For the next few seasons Edgcombe’s services were otherwise engaged, but he served the HBC again in 1687, commanding the John and Thomas, with instructions to assist Governor George Geyer at Port Nelson and serve on his council. Edgcombe was cautioned to use extreme care in approaching Port Nelson lest it be in enemy hands, for the Company’s three posts on James Bay had been taken by de Troyes the previous year. Back in England by October 1687, Edgcombe was able to report that the posts at Port Nelson and New Severn were in good condition.

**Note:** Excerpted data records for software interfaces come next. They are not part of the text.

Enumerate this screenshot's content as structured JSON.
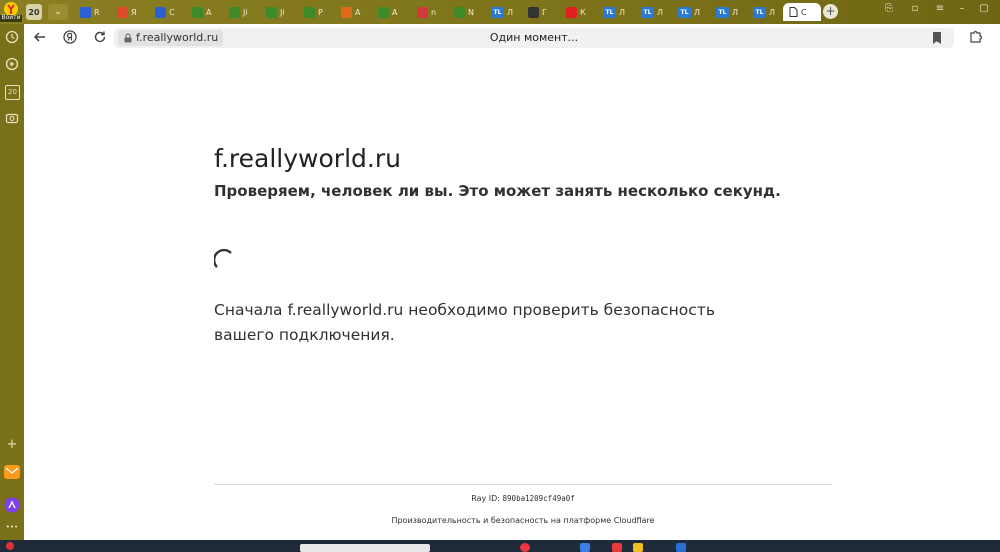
{
  "tabbar": {
    "yandex_logo_label": "Войти",
    "counter": "20",
    "tabs": [
      {
        "icon": "vk",
        "label": "R",
        "color": "#2a5fd6"
      },
      {
        "icon": "yandex",
        "label": "Я",
        "color": "#e04a2a"
      },
      {
        "icon": "vk",
        "label": "С",
        "color": "#2a5fd6"
      },
      {
        "icon": "minecraft",
        "label": "А",
        "color": "#3d8a2a"
      },
      {
        "icon": "minecraft",
        "label": "Ji",
        "color": "#3d8a2a"
      },
      {
        "icon": "minecraft",
        "label": "Ji",
        "color": "#3d8a2a"
      },
      {
        "icon": "minecraft",
        "label": "P",
        "color": "#3d8a2a"
      },
      {
        "icon": "fox",
        "label": "А",
        "color": "#e06a1a"
      },
      {
        "icon": "minecraft",
        "label": "А",
        "color": "#3d8a2a"
      },
      {
        "icon": "g",
        "label": "n",
        "color": "#d23a3a"
      },
      {
        "icon": "minecraft",
        "label": "N",
        "color": "#3d8a2a"
      },
      {
        "icon": "tl",
        "label": "Л",
        "color": "#2a7ad6"
      },
      {
        "icon": "smile",
        "label": "Г",
        "color": "#333333"
      },
      {
        "icon": "youtube",
        "label": "К",
        "color": "#e02020"
      },
      {
        "icon": "tl",
        "label": "Л",
        "color": "#2a7ad6"
      },
      {
        "icon": "tl",
        "label": "Л",
        "color": "#2a7ad6"
      },
      {
        "icon": "tl",
        "label": "Л",
        "color": "#2a7ad6"
      },
      {
        "icon": "tl",
        "label": "Л",
        "color": "#2a7ad6"
      },
      {
        "icon": "tl",
        "label": "Л",
        "color": "#2a7ad6"
      }
    ],
    "tl_text": "TL",
    "active_tab_label": "С",
    "new_tab": "+"
  },
  "sidebar": {
    "counter": "20",
    "plus": "+",
    "more": "•••"
  },
  "toolbar": {
    "url": "f.reallyworld.ru",
    "page_title": "Один момент..."
  },
  "page": {
    "site_title": "f.reallyworld.ru",
    "check_heading": "Проверяем, человек ли вы. Это может занять несколько секунд.",
    "explain_text": "Сначала f.reallyworld.ru необходимо проверить безопасность вашего подключения.",
    "ray_label": "Ray ID:",
    "ray_id": "890ba1209cf49a0f",
    "cloudflare_text": "Производительность и безопасность на платформе Cloudflare"
  },
  "colors": {
    "tabbar": "#7c7219",
    "accent_yandex": "#ffcc00",
    "text": "#313131"
  }
}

He sailed to York Fort in 1688 but by the time the next voyage was due England and France were at war.
He was now taken into the Company’s regular service and by virtue of his faithful record and his “skillfullnesse” in navigation he was chosen in 1689 to command the Royal Hudson’s Bay frigate which set out with the Northwest Fox (Capt. John Ford). The ships got no farther than the Scillies when they were attacked by three French privateers. After an eight- or nine-hour engagement Edgcombe brought his vessel limping back to Plymouth but the Northwest Fox fell prey to the enemy. It was too late that year for ships to reach the Bay so there was no communication with Rupert’s Land for 12 months.
Edgcombe was again in command of the Royal Hudson’s Bay on the 1690 voyage, carrying letters of marque, and on the voyage of 1691 he was designated chief or admiral of the voyage because of his “wonted courage and conduct.” With similar rank he sailed the Dering [III] in 1692, accompanied by three other ships, and also in 1693, when he was warned to destroy the company’s “pacquet” of letters if in danger of seizure by the enemy.
In February 1694 Edgcombe bought the ship Supply from the HBC for £2,200. Two years later, when commanding the East India Company’s Mocha (Mocca) frigate, he met death at the hands of pirates. Their ringleader, James Kelly, alias Gillam, alias Sampson Marshall, was executed in London in 1700 for piracy and was generally considered to be responsible for Edgcombe’s murder.